Records from a data source:

* * *

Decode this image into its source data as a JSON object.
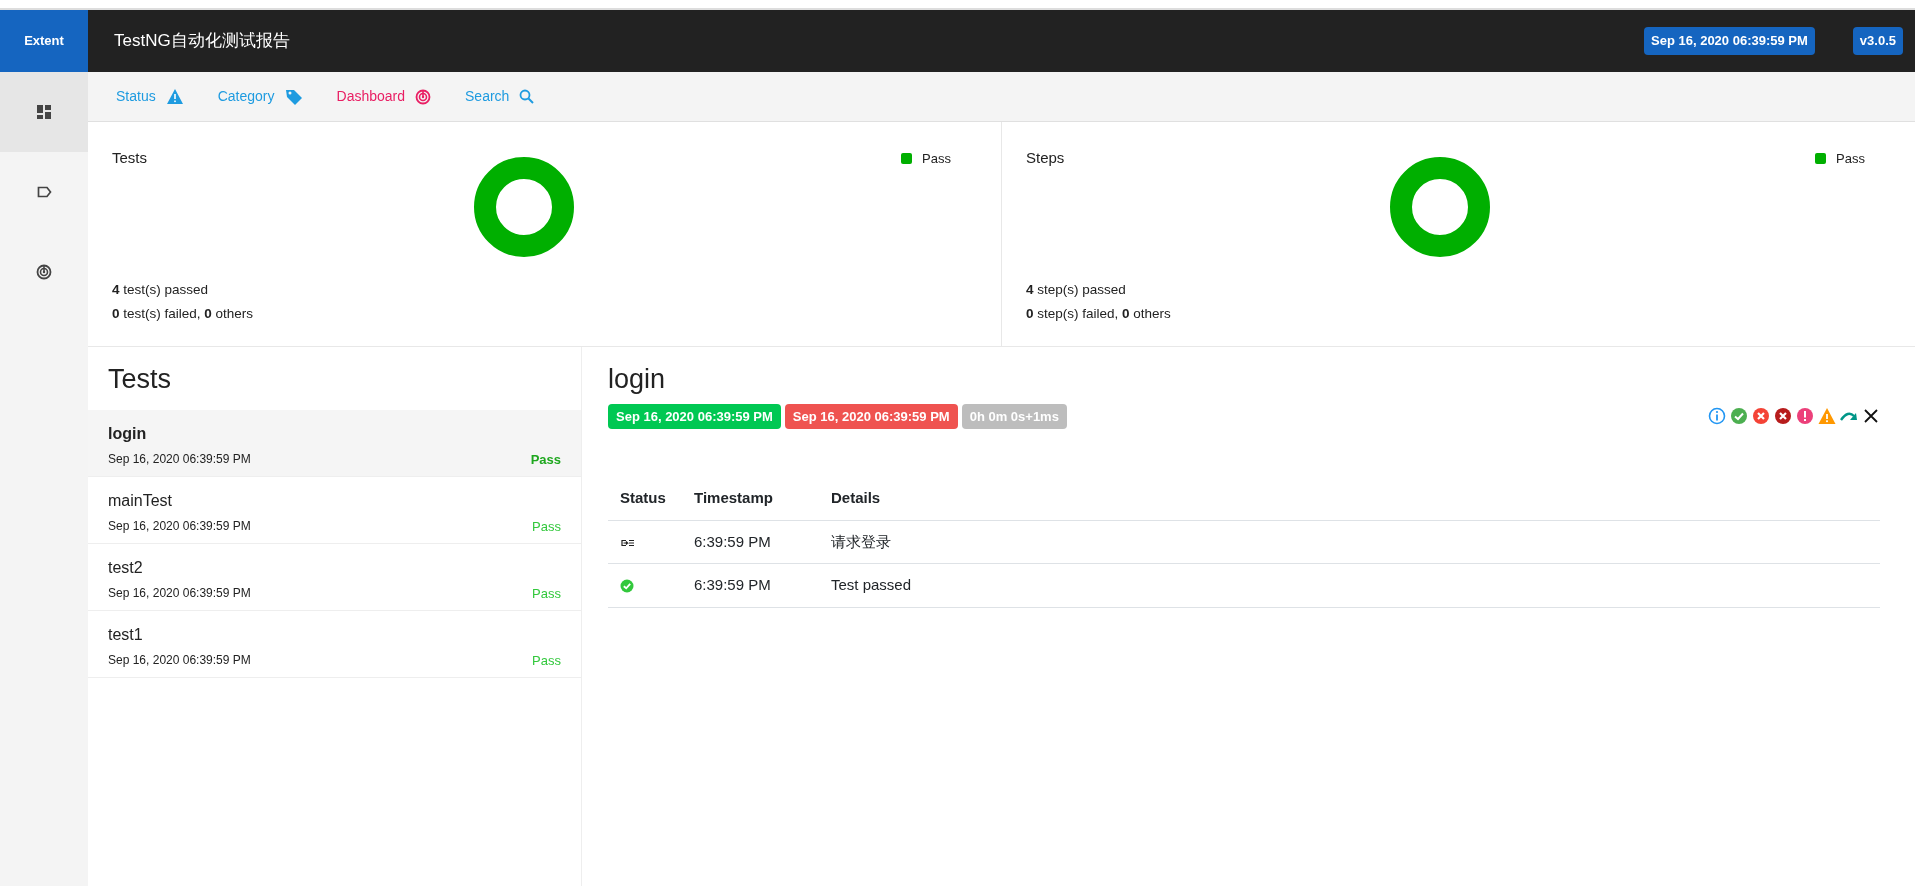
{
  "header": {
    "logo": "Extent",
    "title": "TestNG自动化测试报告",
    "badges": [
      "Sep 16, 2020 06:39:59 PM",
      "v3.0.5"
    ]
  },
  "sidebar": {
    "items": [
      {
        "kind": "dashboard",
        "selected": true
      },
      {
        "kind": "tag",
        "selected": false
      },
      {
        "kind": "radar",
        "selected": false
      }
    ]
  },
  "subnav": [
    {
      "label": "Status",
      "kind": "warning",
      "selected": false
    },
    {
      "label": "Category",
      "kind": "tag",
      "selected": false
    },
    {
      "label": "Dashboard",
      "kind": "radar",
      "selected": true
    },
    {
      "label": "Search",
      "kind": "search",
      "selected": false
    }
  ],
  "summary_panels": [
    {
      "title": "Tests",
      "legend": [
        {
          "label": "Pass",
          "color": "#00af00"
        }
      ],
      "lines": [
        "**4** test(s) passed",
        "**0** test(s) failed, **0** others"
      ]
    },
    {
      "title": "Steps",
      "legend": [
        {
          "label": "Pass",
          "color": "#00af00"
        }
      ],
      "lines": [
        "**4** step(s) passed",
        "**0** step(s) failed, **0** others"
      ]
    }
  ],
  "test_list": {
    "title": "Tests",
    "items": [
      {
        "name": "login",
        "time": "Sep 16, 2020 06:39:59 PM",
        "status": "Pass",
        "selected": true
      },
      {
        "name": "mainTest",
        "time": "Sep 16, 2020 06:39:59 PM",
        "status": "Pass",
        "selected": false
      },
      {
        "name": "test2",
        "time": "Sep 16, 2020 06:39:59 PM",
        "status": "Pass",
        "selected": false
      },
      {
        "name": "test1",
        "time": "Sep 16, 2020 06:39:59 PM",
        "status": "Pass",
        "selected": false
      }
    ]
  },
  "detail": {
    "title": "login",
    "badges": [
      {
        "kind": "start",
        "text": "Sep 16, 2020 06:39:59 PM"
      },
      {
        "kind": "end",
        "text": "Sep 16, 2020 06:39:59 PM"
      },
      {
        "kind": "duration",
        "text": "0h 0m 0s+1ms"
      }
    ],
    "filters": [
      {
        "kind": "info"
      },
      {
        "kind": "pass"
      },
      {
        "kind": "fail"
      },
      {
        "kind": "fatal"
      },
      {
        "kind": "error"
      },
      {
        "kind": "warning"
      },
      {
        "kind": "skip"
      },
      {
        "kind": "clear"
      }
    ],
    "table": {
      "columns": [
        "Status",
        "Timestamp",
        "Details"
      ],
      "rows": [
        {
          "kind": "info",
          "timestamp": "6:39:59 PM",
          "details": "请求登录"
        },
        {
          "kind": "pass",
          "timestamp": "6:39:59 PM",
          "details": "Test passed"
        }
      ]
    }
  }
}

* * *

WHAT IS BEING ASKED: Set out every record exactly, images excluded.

ANSWER BOX:
Decode this image into its source data as a JSON object.
{
  "header": {
    "logo": "Extent",
    "title": "TestNG自动化测试报告",
    "badges": [
      "Sep 16, 2020 06:39:59 PM",
      "v3.0.5"
    ]
  },
  "sidebar": {
    "items": [
      {
        "kind": "dashboard",
        "selected": true
      },
      {
        "kind": "tag",
        "selected": false
      },
      {
        "kind": "radar",
        "selected": false
      }
    ]
  },
  "subnav": [
    {
      "label": "Status",
      "kind": "warning",
      "selected": false
    },
    {
      "label": "Category",
      "kind": "tag",
      "selected": false
    },
    {
      "label": "Dashboard",
      "kind": "radar",
      "selected": true
    },
    {
      "label": "Search",
      "kind": "search",
      "selected": false
    }
  ],
  "summary_panels": [
    {
      "title": "Tests",
      "legend": [
        {
          "label": "Pass",
          "color": "#00af00"
        }
      ],
      "lines": [
        "**4** test(s) passed",
        "**0** test(s) failed, **0** others"
      ]
    },
    {
      "title": "Steps",
      "legend": [
        {
          "label": "Pass",
          "color": "#00af00"
        }
      ],
      "lines": [
        "**4** step(s) passed",
        "**0** step(s) failed, **0** others"
      ]
    }
  ],
  "test_list": {
    "title": "Tests",
    "items": [
      {
        "name": "login",
        "time": "Sep 16, 2020 06:39:59 PM",
        "status": "Pass",
        "selected": true
      },
      {
        "name": "mainTest",
        "time": "Sep 16, 2020 06:39:59 PM",
        "status": "Pass",
        "selected": false
      },
      {
        "name": "test2",
        "time": "Sep 16, 2020 06:39:59 PM",
        "status": "Pass",
        "selected": false
      },
      {
        "name": "test1",
        "time": "Sep 16, 2020 06:39:59 PM",
        "status": "Pass",
        "selected": false
      }
    ]
  },
  "detail": {
    "title": "login",
    "badges": [
      {
        "kind": "start",
        "text": "Sep 16, 2020 06:39:59 PM"
      },
      {
        "kind": "end",
        "text": "Sep 16, 2020 06:39:59 PM"
      },
      {
        "kind": "duration",
        "text": "0h 0m 0s+1ms"
      }
    ],
    "filters": [
      {
        "kind": "info"
      },
      {
        "kind": "pass"
      },
      {
        "kind": "fail"
      },
      {
        "kind": "fatal"
      },
      {
        "kind": "error"
      },
      {
        "kind": "warning"
      },
      {
        "kind": "skip"
      },
      {
        "kind": "clear"
      }
    ],
    "table": {
      "columns": [
        "Status",
        "Timestamp",
        "Details"
      ],
      "rows": [
        {
          "kind": "info",
          "timestamp": "6:39:59 PM",
          "details": "请求登录"
        },
        {
          "kind": "pass",
          "timestamp": "6:39:59 PM",
          "details": "Test passed"
        }
      ]
    }
  }
}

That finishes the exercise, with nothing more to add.